Its colours are Green and White. A proud rural club, since 1975 it's clubhouse and pitches are situated at Castleboro, central to the two half parishes of Cloughbawn and Poulpeasty. It is almost 2 miles from Clonroche village, 8 miles from Enniscorthy and 12 miles from New Ross. Its arch rival and neighbouring parish is Rathnure, beneath the Blackstair Mountains. It is bounded also by Adamstown, Davidstown, Ballyhogue and Cushinstown clubs/parishes.
Tim Flood carried the Cloughbawn name with distinction for over a decade when
wearing the purple and gold of his native county. Billy Wickham was another stalwart of that era. Tim Flood’s son, Sean, was a
regular half back throughout the `90’s on the Wexford SH team while Larry Murphy
commanded a forward berth from his debut in 1993. John Fleming, Tom Walsh (R.I.P.), Martin Furlong, Ger Flood represented us with Wexford on numerous occasions as did Tommy
Harrington, Sean Wickham, Paul Carton and P.J. Dempsey . MJ Furlong made his debut in 2002 against Kilkenny in the Leinster
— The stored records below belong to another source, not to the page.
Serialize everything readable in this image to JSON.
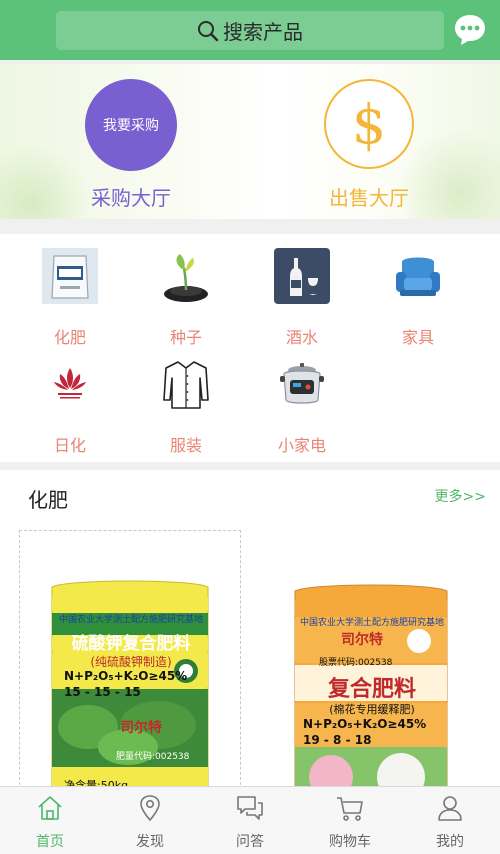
{
  "header": {
    "search_placeholder": "搜索产品",
    "chat_icon": "chat-bubble-icon"
  },
  "hero": {
    "purchase_button": "我要采购",
    "purchase_label": "采购大厅",
    "sell_symbol": "$",
    "sell_label": "出售大厅",
    "colors": {
      "purchase": "#7a5fd0",
      "sell": "#f4b63a"
    }
  },
  "categories": [
    {
      "label": "化肥",
      "icon": "fertilizer-bag-icon"
    },
    {
      "label": "种子",
      "icon": "seedling-icon"
    },
    {
      "label": "酒水",
      "icon": "wine-bottle-icon"
    },
    {
      "label": "家具",
      "icon": "armchair-icon"
    },
    {
      "label": "日化",
      "icon": "lotus-logo-icon"
    },
    {
      "label": "服装",
      "icon": "shirt-icon"
    },
    {
      "label": "小家电",
      "icon": "rice-cooker-icon"
    }
  ],
  "section": {
    "title": "化肥",
    "more": "更多>>",
    "products": [
      {
        "top_text": "中国农业大学测土配方施肥研究基地",
        "name": "硫酸钾复合肥料",
        "subtitle": "(纯硫酸钾制造)",
        "formula": "N+P₂O₅+K₂O≥45%",
        "ratio": "15 - 15 - 15",
        "brand": "司尔特",
        "code": "肥量代码:002538",
        "weight": "净含量:50kg"
      },
      {
        "top_text": "中国农业大学测土配方施肥研究基地",
        "brand": "司尔特",
        "code": "股票代码:002538",
        "name": "复合肥料",
        "subtitle": "(棉花专用缓释肥)",
        "formula": "N+P₂O₅+K₂O≥45%",
        "ratio": "19 - 8 - 18"
      }
    ]
  },
  "tabbar": [
    {
      "label": "首页",
      "icon": "home-icon",
      "active": true
    },
    {
      "label": "发现",
      "icon": "location-pin-icon",
      "active": false
    },
    {
      "label": "问答",
      "icon": "chat-bubbles-icon",
      "active": false
    },
    {
      "label": "购物车",
      "icon": "shopping-cart-icon",
      "active": false
    },
    {
      "label": "我的",
      "icon": "person-icon",
      "active": false
    }
  ]
}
Final but was unlucky to receive a leg injury a few years ago which ruled him out for the county, Harry Kehoe and Noel Carton have been representing our club on Wexford hurling team of late and Kieran Kennedy was on county football team 'til lately.
Cloughbawn won SH championships in 1949, '51 and '93. Having gone back junior in the 60's, we won junior in 1972 and Intermediate in '73 and have been playing SH continuously since then. Cloughbawn reached the S.H. county final last in 2002 and were beaten in co. semi final in 2009 & 2011.
Our football team has been promoted to intermediate grade for 2012, having won Junior A football championship in 2004, beating Rathnure in final.
The club purchased its own
field in 1975, providing a full size and junior pitch. Later more land was
purchased to facilitate 2 full playing pitches.
The club enters teams in the
following competitions each year: Senior, Junior ‘A’ and Junior ‘B’ Hurling;
Intermediate 'A' Football; Under 21, Minor, Juvenile, U14, U12 Hurling & Football
(in each Grade). Recent success in youths includes Minor Hurling R1 2009, U21 H R1 2011, U16 F 2011, U21 District 2011.
Camogie is going well again in
Cloughbawn with teams performing well in all divisions from Junior grade
down to the youngest levels. Cloughbawn camogie teams of 1970's won Senior grade and were famous for having 6 or 7 Kehoe sisters on the winning Co. team of 1975.
The sports complex was opened
in 1982 by Jack Lynch, ex-Taoiseach, providing excellent facilities for Squash,
Handball and Racquetball.
Our latest developments include: Demolition of old dressing rooms etc and building of 4 new dressing rooms, shower rooms, function and meeting rooms, new heating system, hurling wall, one pitch floodlit and drained, floodlit walking track, old front fence removed and timber post and rail fence erected.
We hope to surface the car park in near future.